Rock Hill schools, facing steeper losses in student meal revenue than officials had anticipated, could raise prices for a second consecutive school year.
Prices won't change immediately. However, Rock Hill food service director Chad Mitchell said he might ask the school board to consider a hike of 5 to 10 cents more per meal next school year.
Families who qualify for free- and reduced-price school meals won't be affected by any changes because those costs are set and subsidized by the federal government.
The Rock Hill district has avoided annual lunch price increases, which Mitchell calls "nickel-and-diming people to death." Instead, he has opted for larger bumps every few years. The 50-cent price increase in August, for example, was the first jump in six years.
But a increase might be unavoidable, said Bill Mabry, Rock Hill schools associate superintendent for administrative services.
School districts nationwide have been hit with soaring food and energy costs in recent months. In the past, food service departments broke even or profited, but now many are losing money.
Fort Mill schools face the same problem. During the 2007-2008 school year, the district's food service department, including depreciation, lost more than $100,000.
Fort Mill food service supervisor Linda Hill said that in the spring, officials will discuss whether to increase meal prices.
Fort Mill was the only one of York County's four districts that didn't raise meal prices at the start of the current school year.
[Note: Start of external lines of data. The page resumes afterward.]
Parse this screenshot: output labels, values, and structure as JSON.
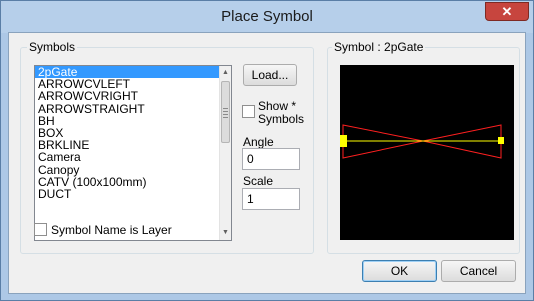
{
  "window": {
    "title": "Place Symbol",
    "close_glyph": "✕"
  },
  "symbols_group": {
    "label": "Symbols",
    "items": [
      {
        "label": "2pGate",
        "selected": true
      },
      {
        "label": "ARROWCVLEFT"
      },
      {
        "label": "ARROWCVRIGHT"
      },
      {
        "label": "ARROWSTRAIGHT"
      },
      {
        "label": "BH"
      },
      {
        "label": "BOX"
      },
      {
        "label": "BRKLINE"
      },
      {
        "label": "Camera"
      },
      {
        "label": "Canopy"
      },
      {
        "label": "CATV (100x100mm)"
      },
      {
        "label": "DUCT"
      }
    ],
    "load_button": "Load...",
    "show_symbols_line1": "Show *",
    "show_symbols_line2": "Symbols",
    "angle_label": "Angle",
    "angle_value": "0",
    "scale_label": "Scale",
    "scale_value": "1",
    "symbol_name_is_layer": "Symbol Name is Layer",
    "show_symbols_checked": false,
    "symbol_name_is_layer_checked": false
  },
  "preview_group": {
    "label": "Symbol : 2pGate",
    "colors": {
      "background": "#000000",
      "outline": "#ff2020",
      "line": "#ffff00"
    }
  },
  "footer": {
    "ok_button": "OK",
    "cancel_button": "Cancel"
  }
}
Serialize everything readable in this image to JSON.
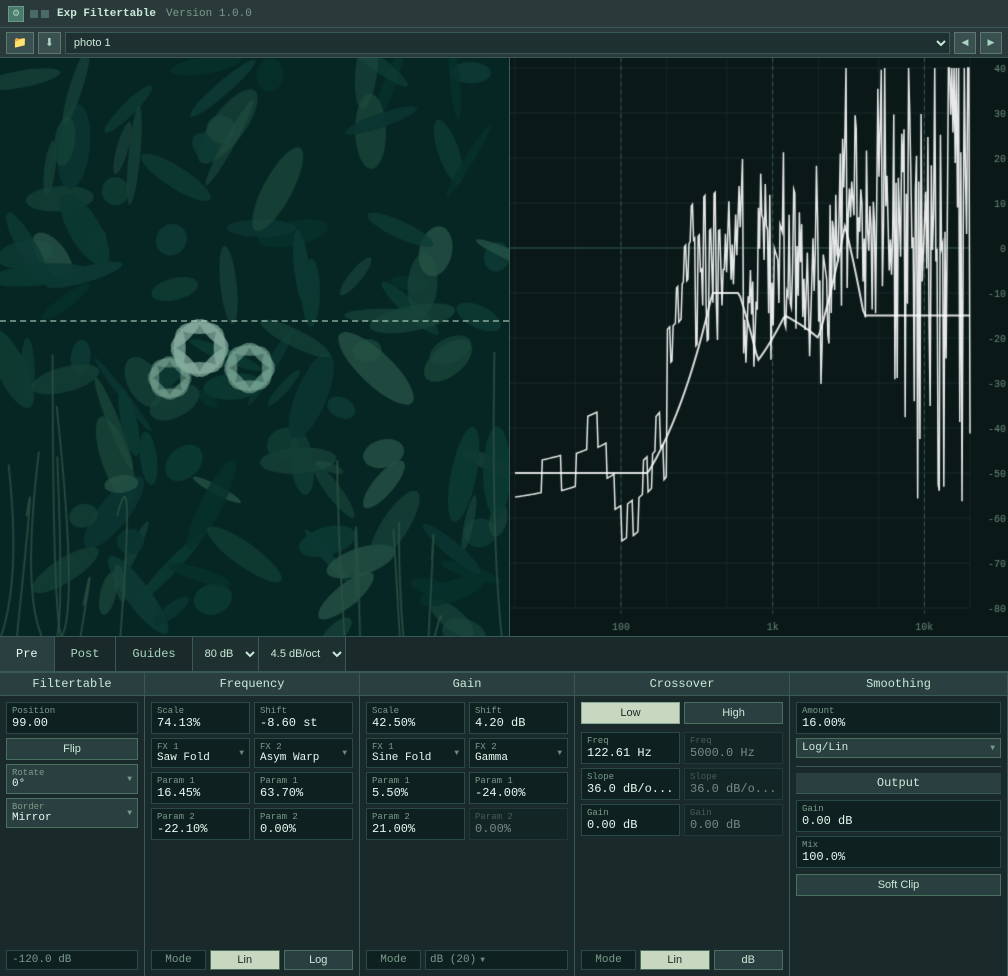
{
  "titlebar": {
    "app_name": "Exp Filtertable",
    "version": "Version 1.0.0"
  },
  "toolbar": {
    "folder_btn": "📁",
    "save_btn": "⬇",
    "preset_name": "photo 1",
    "prev_btn": "◀",
    "next_btn": "▶"
  },
  "tabs": {
    "pre": "Pre",
    "post": "Post",
    "guides": "Guides",
    "db_range": "80 dB",
    "slope": "4.5 dB/oct"
  },
  "panels": {
    "filtertable": {
      "header": "Filtertable",
      "position_label": "Position",
      "position_value": "99.00",
      "flip_label": "Flip",
      "rotate_label": "Rotate",
      "rotate_value": "0°",
      "border_label": "Border",
      "border_value": "Mirror",
      "bottom_value": "-120.0 dB"
    },
    "frequency": {
      "header": "Frequency",
      "scale_label": "Scale",
      "scale_value": "74.13%",
      "shift_label": "Shift",
      "shift_value": "-8.60 st",
      "fx1_label": "FX 1",
      "fx1_value": "Saw Fold",
      "fx2_label": "FX 2",
      "fx2_value": "Asym Warp",
      "param1a_label": "Param 1",
      "param1a_value": "16.45%",
      "param1b_label": "Param 1",
      "param1b_value": "63.70%",
      "param2a_label": "Param 2",
      "param2a_value": "-22.10%",
      "param2b_label": "Param 2",
      "param2b_value": "0.00%",
      "mode_label": "Mode",
      "mode_lin": "Lin",
      "mode_log": "Log"
    },
    "gain": {
      "header": "Gain",
      "scale_label": "Scale",
      "scale_value": "42.50%",
      "shift_label": "Shift",
      "shift_value": "4.20 dB",
      "fx1_label": "FX 1",
      "fx1_value": "Sine Fold",
      "fx2_label": "FX 2",
      "fx2_value": "Gamma",
      "param1a_label": "Param 1",
      "param1a_value": "5.50%",
      "param1b_label": "Param 1",
      "param1b_value": "-24.00%",
      "param2a_label": "Param 2",
      "param2a_value": "21.00%",
      "param2b_label": "Param 2",
      "param2b_value": "0.00%",
      "mode_label": "Mode",
      "mode_db": "dB (20)"
    },
    "crossover": {
      "header": "Crossover",
      "low_label": "Low",
      "high_label": "High",
      "freq1_label": "Freq",
      "freq1_value": "122.61 Hz",
      "freq2_label": "Freq",
      "freq2_value": "5000.0 Hz",
      "slope1_label": "Slope",
      "slope1_value": "36.0 dB/o...",
      "slope2_label": "Slope",
      "slope2_value": "36.0 dB/o...",
      "gain1_label": "Gain",
      "gain1_value": "0.00 dB",
      "gain2_label": "Gain",
      "gain2_value": "0.00 dB",
      "mode_label": "Mode",
      "mode_lin": "Lin",
      "mode_db": "dB"
    },
    "smoothing": {
      "header": "Smoothing",
      "amount_label": "Amount",
      "amount_value": "16.00%",
      "loglin_label": "Log/Lin",
      "output_header": "Output",
      "gain_label": "Gain",
      "gain_value": "0.00 dB",
      "mix_label": "Mix",
      "mix_value": "100.0%",
      "softclip_label": "Soft Clip"
    }
  },
  "spectrum": {
    "db_labels": [
      "40",
      "30",
      "20",
      "10",
      "0",
      "-10",
      "-20",
      "-30",
      "-40",
      "-50",
      "-60",
      "-70",
      "-80"
    ],
    "freq_labels": [
      "100",
      "1k",
      "10k"
    ]
  },
  "colors": {
    "bg": "#0e2020",
    "panel_bg": "#1a2a2a",
    "header_bg": "#2a4040",
    "border": "#3a5a5a",
    "text_primary": "#e8f8f0",
    "text_secondary": "#a8d4c0",
    "text_dim": "#7a9a8a",
    "accent": "#c8d8c0",
    "curve_color": "#ffffff"
  }
}
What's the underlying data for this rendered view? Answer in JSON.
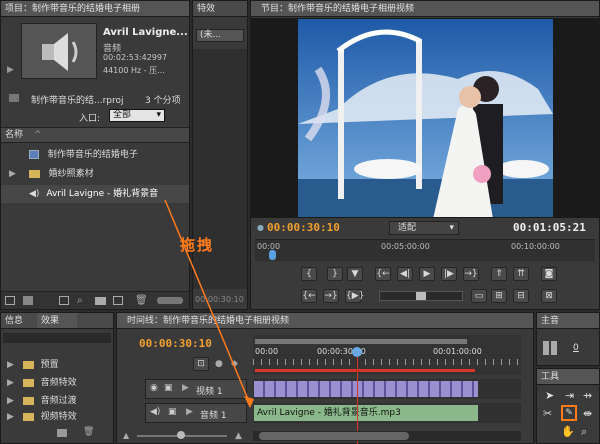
{
  "project": {
    "tab_title": "项目：制作带音乐的结婚电子相册",
    "clip_name": "Avril Lavigne...",
    "clip_type": "音频",
    "clip_duration": "00:02:53:42997",
    "clip_format": "44100 Hz - 压...",
    "project_file": "制作带音乐的结...rproj",
    "item_count": "3 个分项",
    "in_label": "入口:",
    "in_value": "全部",
    "col_name": "名称",
    "items": [
      {
        "label": "制作带音乐的结婚电子"
      },
      {
        "label": "婚纱照素材"
      },
      {
        "label": "Avril Lavigne - 婚礼背景音"
      }
    ]
  },
  "effects_small": {
    "tab": "特效",
    "dropdown": "(未..."
  },
  "program": {
    "tab_title": "节目：制作带音乐的结婚电子相册视频",
    "timecode_current": "00:00:30:10",
    "fit_label": "适配",
    "timecode_total": "00:01:05:21",
    "ruler_labels": [
      "00:00",
      "00:05:00:00",
      "00:10:00:00"
    ],
    "bottom_tc": "00:00:30:10"
  },
  "info_tabs": {
    "info": "信息",
    "effects": "效果",
    "folders": [
      {
        "label": "预置"
      },
      {
        "label": "音频特效"
      },
      {
        "label": "音频过渡"
      },
      {
        "label": "视频特效"
      }
    ]
  },
  "timeline": {
    "tab_title": "时间线：制作带音乐的结婚电子相册视频",
    "timecode": "00:00:30:10",
    "ruler_labels": [
      "00:00",
      "00:00:30:00",
      "00:01:00:00"
    ],
    "video_track": "视频 1",
    "audio_track": "音频 1",
    "audio_clip": "Avril Lavigne - 婚礼背景音乐.mp3"
  },
  "master": {
    "tab": "主音",
    "value": "0"
  },
  "tools": {
    "tab": "工具"
  },
  "annotation": {
    "drag_label": "拖拽"
  },
  "colors": {
    "accent_orange": "#f0a030",
    "annotation": "#ff7a1a",
    "audio_clip": "#8ab88a",
    "video_clip": "#9a8fcf",
    "playhead": "#d8362a"
  }
}
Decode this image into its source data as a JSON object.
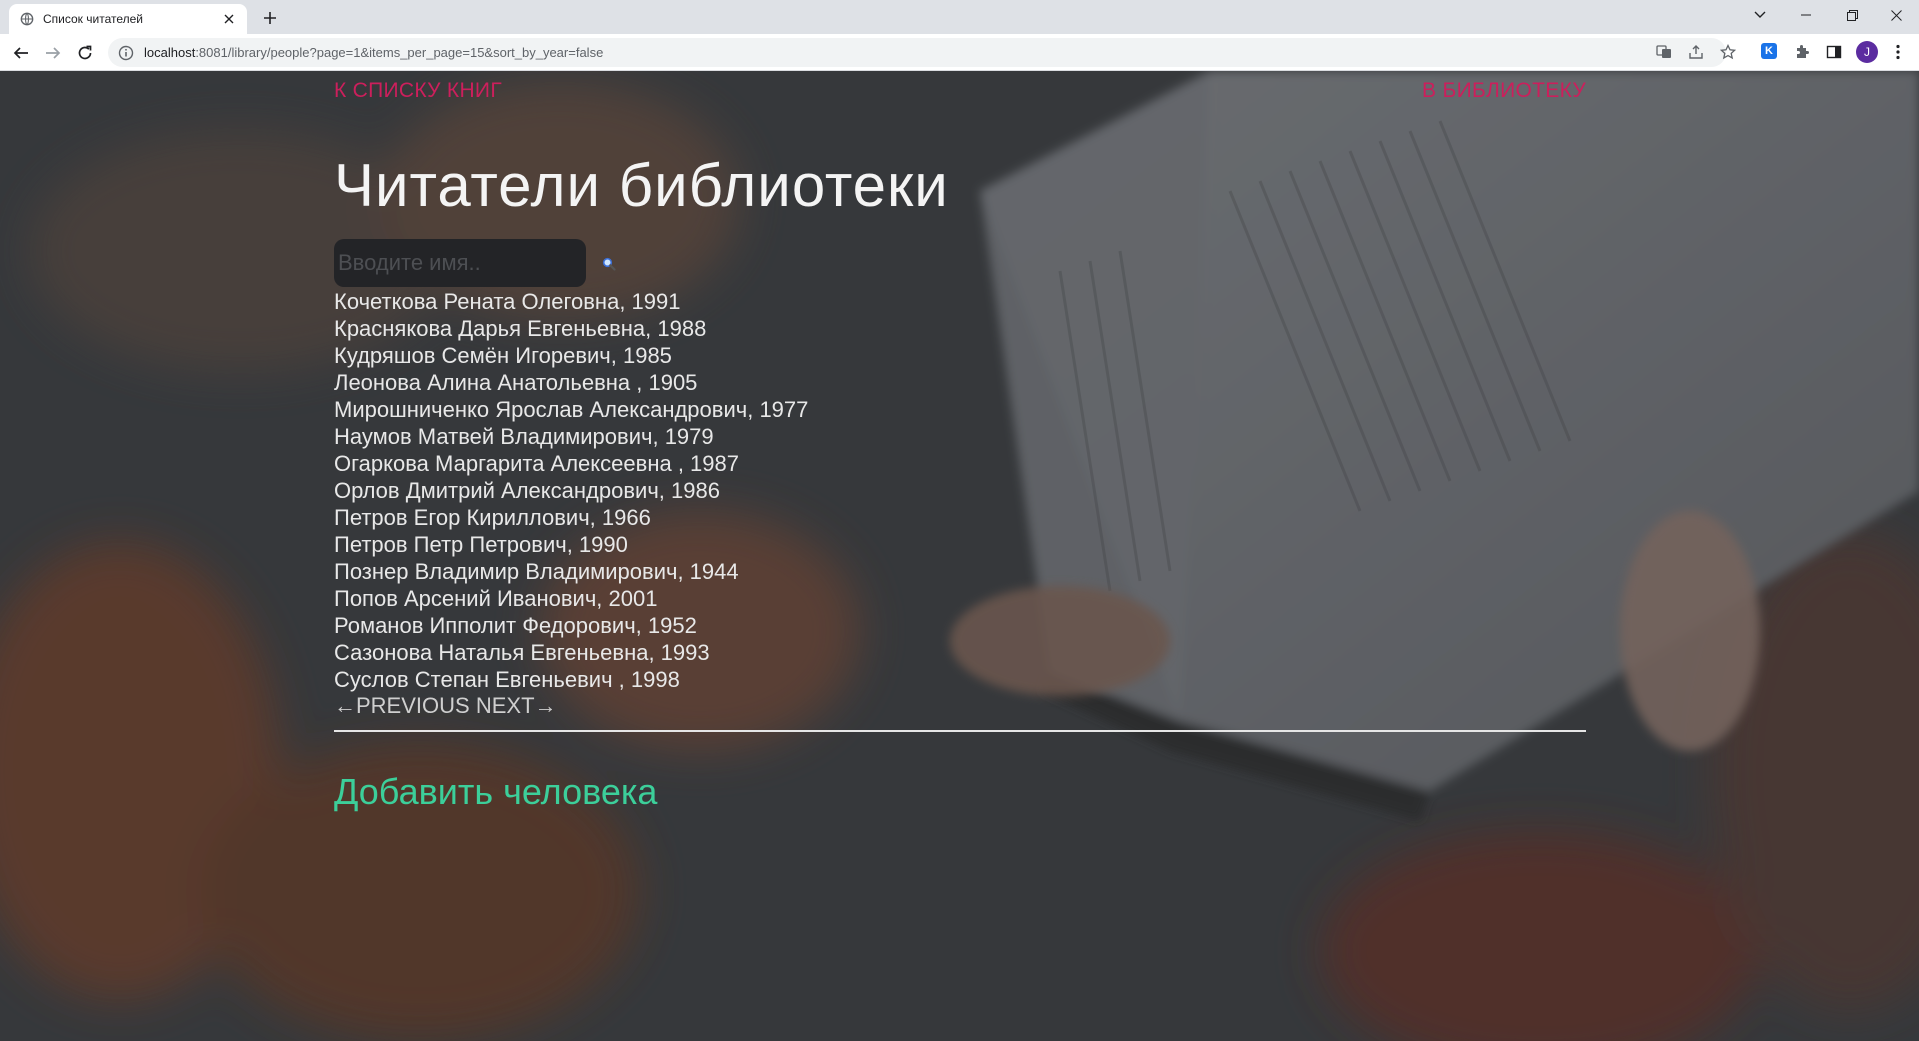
{
  "browser": {
    "tab_title": "Список читателей",
    "url_host": "localhost",
    "url_path": ":8081/library/people?page=1&items_per_page=15&sort_by_year=false",
    "profile_initial": "J",
    "extension_letter": "K"
  },
  "nav": {
    "back_to_books": "К СПИСКУ КНИГ",
    "to_library": "В БИБЛИОТЕКУ"
  },
  "page": {
    "title": "Читатели библиотеки"
  },
  "search": {
    "placeholder": "Вводите имя..",
    "icon": "magnifier-icon"
  },
  "people": [
    "Кочеткова Рената Олеговна, 1991",
    "Краснякова Дарья Евгеньевна, 1988",
    "Кудряшов Семён Игоревич, 1985",
    "Леонова Алина Анатольевна , 1905",
    "Мирошниченко Ярослав Александрович, 1977",
    "Наумов Матвей Владимирович, 1979",
    "Огаркова Маргарита Алексеевна , 1987",
    "Орлов Дмитрий Александрович, 1986",
    "Петров Егор Кириллович, 1966",
    "Петров Петр Петрович, 1990",
    "Познер Владимир Владимирович, 1944",
    "Попов Арсений Иванович, 2001",
    "Романов Ипполит Федорович, 1952",
    "Сазонова Наталья Евгеньевна, 1993",
    "Суслов Степан Евгеньевич , 1998"
  ],
  "pager": {
    "previous": "←PREVIOUS",
    "next": "NEXT→"
  },
  "add_person": "Добавить человека",
  "colors": {
    "accent_link": "#cc1f5c",
    "add_link": "#3ccf9a",
    "text": "#e8e8e8"
  }
}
The district upped lunch prices by a dime at the start of the 2007-2008 school year.
Finance and food service department officials from the York and Clover school districts did not return calls seeking comment.
"It's just frustrating all the way around," said Mitchell, of the Rock Hill district. "We're just in the situation we're in because of factors beyond our control."
In the last two years, the Rock Hill schools food service department has lost more than $1 million, according to district figures.
Rock Hill's losses in 2007, including depreciation, topped $400,000. This year, it was more than $700,000. Department reserves have fallen from a 2006 high of about $3.5 million to about $2.3 million.
Mitchell said he's trying to trim costs. Staff members scrutinize meal portions. Employees are shifting locations and working fewer hours.
Rock Hill students already pay more for school lunch than their peers in York County's three other school districts.
In August, the Rock Hill school board voted to raise elementary lunch prices 50 cents, to $2. Middle- and high-schoolers saw the cost of lunch jump to $2.25. Breakfast remained at $1.
The extra revenue, Mitchell said, hasn't been enough.
According to the School Nutrition Association, the cost of producing a meal is about $2.92. Including federal reimbursements and student money, Rock Hill's food service department earns between $2.23 and $2.57 for each lunch.
Mitchell said he hopes food costs will come down in January. That could help postpone a price increase, which Mitchell said he sees as "a last resort."
Daily cost of school meals
Rock Hill schools
Breakfast: Elementary, $1; secondary, $1
Lunch: Elementary, $2; secondary: $2.25
Fort Mill schools
Breakfast: Elementary, $1; secondary: $1
Lunch: Elementary, $1.60; secondary, $1.85
Clover school district
Lunch: Elementary, $1.60; secondary: $1.85
York school district
Breakfast: Elementary, 75 cents; secondary, 75 cents
Lunch: Elementary, $1.55; secondary, $1.65
Chester County schools
Breakfast: Elementary, 85 cents; secondary, 85 cents
Lunch: Elementary, $1.50; secondary, $1.75